Breakthrough report counts cost of breast cancer

Testing times: After surgery for breast cancer in 2015, Albion Park's Lynne McGregor paid for a gene test which helped her avoid chemotherapy - but it didn't come cheap. Picture: Sylvia Liber
Testing times: After surgery for breast cancer in 2015, Albion Park's Lynne McGregor paid for a gene test which helped her avoid chemotherapy - but it didn't come cheap. Picture: Sylvia Liber

Albion Park’s Lynne McGregor was told a simple test could predict the risk of her cancer returning – but it came at a cost.

Her specialist told her Oncotype DX testing cost between $4000 and $5000 – but if it indicated a low risk it would mean the 70-year-old could avoid chemotherapy.

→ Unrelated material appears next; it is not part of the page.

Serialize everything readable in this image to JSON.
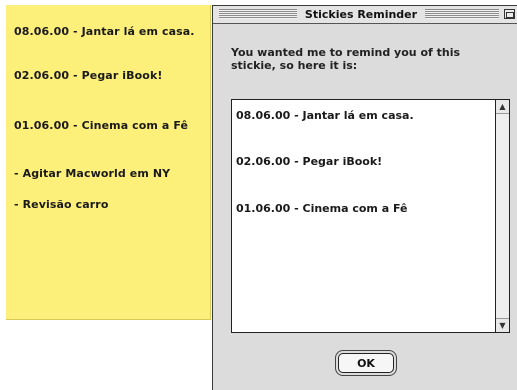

She paid the cost – and it was worth it. A low score saved her from undergoing debilitating chemotherapy.

But she’s concerned that the cost would be prohibitive to many – not allowing them to make informed decisions about their treatment.

‘’I’d survived thyroid cancer and then I was diagnosed with breast cancer in 2015,’’ Mrs McGregor said.

‘’After a mastectomy, I was told about the test which is completed in the US, and so not subsidised by Medicare or private health funds.

‘’I was retired and had a supportive husband so was able to afford it – and got a good result. But for those who can’t afford it – for young families or single people already struggling, it just wouldn’t be an option.’’ 

Mrs McGregor’s story features in a new Breast Cancer Network Australia (BCNA) campaign that shines a spotlight on the financial impact of a breast cancer diagnosis on women and their families.

The BCNA today released a report The Financial Impact of Breast Cancer –  prepared by Deloitte Access Economics – which is the first of its kind in Australia.

It found that women typically pay around $5000 in out-of-pocket costs in the five years after their diagnosis, with the majority of this in the first two years.

The range of costs was highly variable, with some (12 per cent) having no out-of-pocket costs and one quarter of women paying out more than $17,200.

The figures did not take into account lost wages if a woman needed to take time off work or reduce her hours due to treatment. However BCNA CEO Christine Nolan said the report showed the total number of household hours worked dropped by 50 per cent in the first year after diagnosis.

‘’Our report shows that time away from work can continue beyond the first year after a breast cancer diagnosis and this can significantly impact a household’s financial situation,’’ she said.

The report also showed that women living in rural and regional areas could face extra costs due to travel and accommodation expenses.

The report, underpinned by a survey of almost 2000 Australian women, includes 14 recommendations to reduce the costs.

‘’We hope that private health insurers, government and health service providers will consider our recommendations and work together to reduce the financial impact on Australians with breast cancer,” Ms Nolan said.

“Our report will also guide BCNA’s own advocacy work as we seek to reduce the financial burden on Australians diagnosed with breast cancer and allow them to focus on what is most important at the time of a breast cancer diagnosis – their health.”